◆ **GIVEN ENTRIES**:
'''
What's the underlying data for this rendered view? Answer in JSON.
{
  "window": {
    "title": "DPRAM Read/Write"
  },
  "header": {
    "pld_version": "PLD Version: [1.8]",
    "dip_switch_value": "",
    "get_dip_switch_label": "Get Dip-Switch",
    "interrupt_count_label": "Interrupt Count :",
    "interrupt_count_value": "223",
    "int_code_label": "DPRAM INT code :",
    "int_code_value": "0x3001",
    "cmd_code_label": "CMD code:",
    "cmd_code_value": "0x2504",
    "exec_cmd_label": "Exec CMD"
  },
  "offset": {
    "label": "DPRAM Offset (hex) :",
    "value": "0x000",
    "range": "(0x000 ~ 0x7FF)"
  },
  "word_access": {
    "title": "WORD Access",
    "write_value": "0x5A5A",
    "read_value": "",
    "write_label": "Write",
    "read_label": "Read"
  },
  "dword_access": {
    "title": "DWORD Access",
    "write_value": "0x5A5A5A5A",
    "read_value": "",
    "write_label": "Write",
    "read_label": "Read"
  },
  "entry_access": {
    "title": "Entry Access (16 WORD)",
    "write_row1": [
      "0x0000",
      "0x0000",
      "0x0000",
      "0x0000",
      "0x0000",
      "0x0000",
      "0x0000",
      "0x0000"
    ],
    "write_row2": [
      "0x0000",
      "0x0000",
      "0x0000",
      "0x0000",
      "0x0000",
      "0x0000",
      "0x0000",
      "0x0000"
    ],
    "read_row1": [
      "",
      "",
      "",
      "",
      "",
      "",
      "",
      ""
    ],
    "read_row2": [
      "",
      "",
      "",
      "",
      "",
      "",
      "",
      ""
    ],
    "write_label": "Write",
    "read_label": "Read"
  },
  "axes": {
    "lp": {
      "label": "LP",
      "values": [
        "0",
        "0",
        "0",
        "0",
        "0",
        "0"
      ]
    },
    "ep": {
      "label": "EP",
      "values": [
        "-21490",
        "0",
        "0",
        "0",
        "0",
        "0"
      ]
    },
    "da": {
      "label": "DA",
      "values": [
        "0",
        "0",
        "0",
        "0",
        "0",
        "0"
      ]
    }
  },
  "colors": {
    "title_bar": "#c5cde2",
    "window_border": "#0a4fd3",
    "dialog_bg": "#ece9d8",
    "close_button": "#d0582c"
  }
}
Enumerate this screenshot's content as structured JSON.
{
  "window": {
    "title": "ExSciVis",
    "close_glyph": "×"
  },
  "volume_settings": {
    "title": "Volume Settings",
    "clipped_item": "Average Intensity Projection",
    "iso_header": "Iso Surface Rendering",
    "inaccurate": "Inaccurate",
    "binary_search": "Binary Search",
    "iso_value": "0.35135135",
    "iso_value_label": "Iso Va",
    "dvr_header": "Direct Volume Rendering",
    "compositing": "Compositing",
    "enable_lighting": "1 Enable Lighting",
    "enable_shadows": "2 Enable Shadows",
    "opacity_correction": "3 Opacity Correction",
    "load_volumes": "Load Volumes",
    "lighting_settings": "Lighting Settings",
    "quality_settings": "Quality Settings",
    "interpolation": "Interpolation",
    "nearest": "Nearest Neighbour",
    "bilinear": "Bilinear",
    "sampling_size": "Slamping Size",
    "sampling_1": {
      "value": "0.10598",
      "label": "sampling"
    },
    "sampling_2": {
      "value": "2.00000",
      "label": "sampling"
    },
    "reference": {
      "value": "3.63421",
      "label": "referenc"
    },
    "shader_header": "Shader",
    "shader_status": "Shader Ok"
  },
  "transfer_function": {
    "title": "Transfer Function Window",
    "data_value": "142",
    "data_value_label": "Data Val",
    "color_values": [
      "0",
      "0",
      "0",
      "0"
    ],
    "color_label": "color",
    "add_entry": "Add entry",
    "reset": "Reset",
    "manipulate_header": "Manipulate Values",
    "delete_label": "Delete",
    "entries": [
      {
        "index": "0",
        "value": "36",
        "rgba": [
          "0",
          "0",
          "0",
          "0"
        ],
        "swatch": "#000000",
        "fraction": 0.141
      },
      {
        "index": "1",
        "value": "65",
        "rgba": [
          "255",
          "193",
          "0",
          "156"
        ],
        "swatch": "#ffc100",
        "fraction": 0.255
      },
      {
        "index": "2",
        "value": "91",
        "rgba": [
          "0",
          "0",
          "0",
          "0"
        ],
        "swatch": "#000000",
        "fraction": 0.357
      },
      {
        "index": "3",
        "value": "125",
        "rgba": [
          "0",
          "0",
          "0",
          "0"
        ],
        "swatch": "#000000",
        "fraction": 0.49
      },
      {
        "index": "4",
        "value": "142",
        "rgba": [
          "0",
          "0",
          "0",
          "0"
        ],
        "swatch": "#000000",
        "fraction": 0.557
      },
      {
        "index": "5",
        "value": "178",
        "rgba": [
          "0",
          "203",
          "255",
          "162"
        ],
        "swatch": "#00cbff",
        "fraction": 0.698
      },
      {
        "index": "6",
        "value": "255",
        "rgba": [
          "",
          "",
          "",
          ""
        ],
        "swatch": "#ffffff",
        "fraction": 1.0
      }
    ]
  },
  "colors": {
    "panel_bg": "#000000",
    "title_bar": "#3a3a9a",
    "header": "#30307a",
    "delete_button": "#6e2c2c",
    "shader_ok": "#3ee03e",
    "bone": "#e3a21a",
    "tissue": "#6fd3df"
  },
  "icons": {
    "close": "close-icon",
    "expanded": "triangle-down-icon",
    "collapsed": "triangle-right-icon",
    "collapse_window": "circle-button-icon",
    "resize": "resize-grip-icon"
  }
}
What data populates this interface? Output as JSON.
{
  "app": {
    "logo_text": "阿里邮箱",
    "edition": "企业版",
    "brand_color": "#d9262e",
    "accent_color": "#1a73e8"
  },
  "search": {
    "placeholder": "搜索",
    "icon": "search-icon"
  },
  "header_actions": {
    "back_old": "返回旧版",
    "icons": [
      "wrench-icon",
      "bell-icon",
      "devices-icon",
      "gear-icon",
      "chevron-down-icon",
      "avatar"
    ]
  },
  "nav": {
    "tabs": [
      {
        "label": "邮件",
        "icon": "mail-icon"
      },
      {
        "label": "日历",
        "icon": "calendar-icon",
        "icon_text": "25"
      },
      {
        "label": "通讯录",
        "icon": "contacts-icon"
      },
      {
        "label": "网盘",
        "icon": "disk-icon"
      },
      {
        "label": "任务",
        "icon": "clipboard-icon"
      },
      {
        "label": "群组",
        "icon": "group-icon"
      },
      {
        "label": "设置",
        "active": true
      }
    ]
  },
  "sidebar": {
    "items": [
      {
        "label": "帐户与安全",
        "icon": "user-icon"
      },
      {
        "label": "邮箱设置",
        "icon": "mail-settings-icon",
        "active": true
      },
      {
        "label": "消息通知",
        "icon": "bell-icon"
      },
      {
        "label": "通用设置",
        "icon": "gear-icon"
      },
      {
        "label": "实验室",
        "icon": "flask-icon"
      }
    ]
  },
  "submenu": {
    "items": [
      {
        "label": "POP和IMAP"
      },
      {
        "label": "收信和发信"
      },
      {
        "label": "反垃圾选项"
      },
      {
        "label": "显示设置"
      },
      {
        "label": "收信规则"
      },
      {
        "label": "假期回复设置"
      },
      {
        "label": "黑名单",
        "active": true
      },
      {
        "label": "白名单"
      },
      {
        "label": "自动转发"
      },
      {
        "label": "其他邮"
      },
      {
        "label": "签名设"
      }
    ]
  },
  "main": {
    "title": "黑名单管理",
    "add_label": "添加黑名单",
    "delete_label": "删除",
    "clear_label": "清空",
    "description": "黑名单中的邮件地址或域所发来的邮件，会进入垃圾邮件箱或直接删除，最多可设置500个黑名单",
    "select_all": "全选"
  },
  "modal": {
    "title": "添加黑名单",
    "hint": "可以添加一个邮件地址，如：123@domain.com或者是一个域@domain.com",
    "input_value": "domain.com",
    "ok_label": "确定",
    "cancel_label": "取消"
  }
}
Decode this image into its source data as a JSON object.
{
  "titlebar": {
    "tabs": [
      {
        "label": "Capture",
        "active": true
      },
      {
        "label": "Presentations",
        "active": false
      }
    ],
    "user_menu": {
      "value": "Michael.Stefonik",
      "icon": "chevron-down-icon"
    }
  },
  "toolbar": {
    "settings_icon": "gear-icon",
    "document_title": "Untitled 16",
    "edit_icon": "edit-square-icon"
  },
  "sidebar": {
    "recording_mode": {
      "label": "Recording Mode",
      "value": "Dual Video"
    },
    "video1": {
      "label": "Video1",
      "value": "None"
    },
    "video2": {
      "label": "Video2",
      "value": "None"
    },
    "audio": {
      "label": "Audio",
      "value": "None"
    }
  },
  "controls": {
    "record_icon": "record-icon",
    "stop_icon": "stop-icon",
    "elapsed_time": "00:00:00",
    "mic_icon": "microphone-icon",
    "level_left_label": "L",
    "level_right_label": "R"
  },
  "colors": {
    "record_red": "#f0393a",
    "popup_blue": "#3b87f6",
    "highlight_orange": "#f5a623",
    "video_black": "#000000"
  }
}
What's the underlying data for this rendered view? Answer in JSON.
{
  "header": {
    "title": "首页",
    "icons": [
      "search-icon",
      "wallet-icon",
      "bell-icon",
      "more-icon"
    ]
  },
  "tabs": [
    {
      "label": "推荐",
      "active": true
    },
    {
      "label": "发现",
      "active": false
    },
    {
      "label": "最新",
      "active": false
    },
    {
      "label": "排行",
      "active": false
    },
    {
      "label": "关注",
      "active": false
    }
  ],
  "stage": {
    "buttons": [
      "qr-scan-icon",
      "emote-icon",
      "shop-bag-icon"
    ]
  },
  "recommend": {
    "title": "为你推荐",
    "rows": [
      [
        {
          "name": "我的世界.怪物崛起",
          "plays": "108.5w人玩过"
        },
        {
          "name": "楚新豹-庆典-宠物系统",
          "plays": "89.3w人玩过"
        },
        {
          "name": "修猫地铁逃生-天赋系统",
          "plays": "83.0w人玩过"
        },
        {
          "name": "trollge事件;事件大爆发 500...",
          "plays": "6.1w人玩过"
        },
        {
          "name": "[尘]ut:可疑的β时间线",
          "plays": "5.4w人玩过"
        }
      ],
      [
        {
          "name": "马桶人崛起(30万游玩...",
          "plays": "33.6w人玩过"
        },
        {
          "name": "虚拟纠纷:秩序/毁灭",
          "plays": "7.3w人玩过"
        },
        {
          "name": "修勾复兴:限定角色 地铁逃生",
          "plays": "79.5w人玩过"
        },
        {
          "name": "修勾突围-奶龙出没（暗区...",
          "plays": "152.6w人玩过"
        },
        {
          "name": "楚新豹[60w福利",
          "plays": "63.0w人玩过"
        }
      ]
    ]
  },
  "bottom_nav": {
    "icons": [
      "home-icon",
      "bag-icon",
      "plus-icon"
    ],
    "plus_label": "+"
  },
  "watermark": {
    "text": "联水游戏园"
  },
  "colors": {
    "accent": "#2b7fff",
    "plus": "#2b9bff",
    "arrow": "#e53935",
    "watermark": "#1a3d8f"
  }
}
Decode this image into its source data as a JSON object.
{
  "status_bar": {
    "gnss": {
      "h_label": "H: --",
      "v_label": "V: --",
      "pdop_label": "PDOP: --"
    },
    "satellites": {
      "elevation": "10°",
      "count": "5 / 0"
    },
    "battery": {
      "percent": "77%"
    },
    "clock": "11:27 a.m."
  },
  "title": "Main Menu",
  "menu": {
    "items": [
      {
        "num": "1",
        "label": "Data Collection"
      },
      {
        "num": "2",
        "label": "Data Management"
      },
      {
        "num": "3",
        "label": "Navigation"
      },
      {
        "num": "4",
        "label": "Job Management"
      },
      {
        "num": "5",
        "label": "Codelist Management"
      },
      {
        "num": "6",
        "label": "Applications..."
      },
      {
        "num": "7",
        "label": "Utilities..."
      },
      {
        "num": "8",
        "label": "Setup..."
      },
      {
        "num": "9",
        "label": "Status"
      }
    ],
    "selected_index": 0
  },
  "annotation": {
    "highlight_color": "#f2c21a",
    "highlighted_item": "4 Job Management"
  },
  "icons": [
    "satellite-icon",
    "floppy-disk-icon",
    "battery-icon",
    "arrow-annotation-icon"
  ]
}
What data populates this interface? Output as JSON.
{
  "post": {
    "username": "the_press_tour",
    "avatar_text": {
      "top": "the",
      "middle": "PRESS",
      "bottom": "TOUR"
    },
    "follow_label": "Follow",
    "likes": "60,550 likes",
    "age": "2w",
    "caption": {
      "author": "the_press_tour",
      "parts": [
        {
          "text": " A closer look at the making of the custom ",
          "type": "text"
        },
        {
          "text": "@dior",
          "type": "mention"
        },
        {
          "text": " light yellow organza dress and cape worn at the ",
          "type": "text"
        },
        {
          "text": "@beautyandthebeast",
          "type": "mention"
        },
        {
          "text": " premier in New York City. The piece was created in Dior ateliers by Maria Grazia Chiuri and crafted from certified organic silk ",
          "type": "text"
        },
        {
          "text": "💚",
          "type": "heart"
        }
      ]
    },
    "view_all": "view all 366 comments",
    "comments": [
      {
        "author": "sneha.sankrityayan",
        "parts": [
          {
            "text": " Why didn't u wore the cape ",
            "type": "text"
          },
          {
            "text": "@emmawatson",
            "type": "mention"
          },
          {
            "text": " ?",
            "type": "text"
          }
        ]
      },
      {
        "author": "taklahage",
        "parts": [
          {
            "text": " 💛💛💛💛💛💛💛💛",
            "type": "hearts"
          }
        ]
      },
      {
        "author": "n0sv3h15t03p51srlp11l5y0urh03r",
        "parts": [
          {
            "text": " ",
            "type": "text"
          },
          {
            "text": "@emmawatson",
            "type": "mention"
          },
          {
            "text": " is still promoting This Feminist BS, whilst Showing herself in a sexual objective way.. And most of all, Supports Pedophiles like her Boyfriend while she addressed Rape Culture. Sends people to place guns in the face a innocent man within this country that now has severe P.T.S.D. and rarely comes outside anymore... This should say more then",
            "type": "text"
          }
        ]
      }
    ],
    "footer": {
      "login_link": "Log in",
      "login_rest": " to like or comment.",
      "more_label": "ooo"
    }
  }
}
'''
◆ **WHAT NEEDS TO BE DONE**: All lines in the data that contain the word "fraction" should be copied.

◆ **ANSWER TO THIS EXERCISE**:
        "fraction": 0.141
        "fraction": 0.255
        "fraction": 0.357
        "fraction": 0.49
        "fraction": 0.557
        "fraction": 0.698
        "fraction": 1.0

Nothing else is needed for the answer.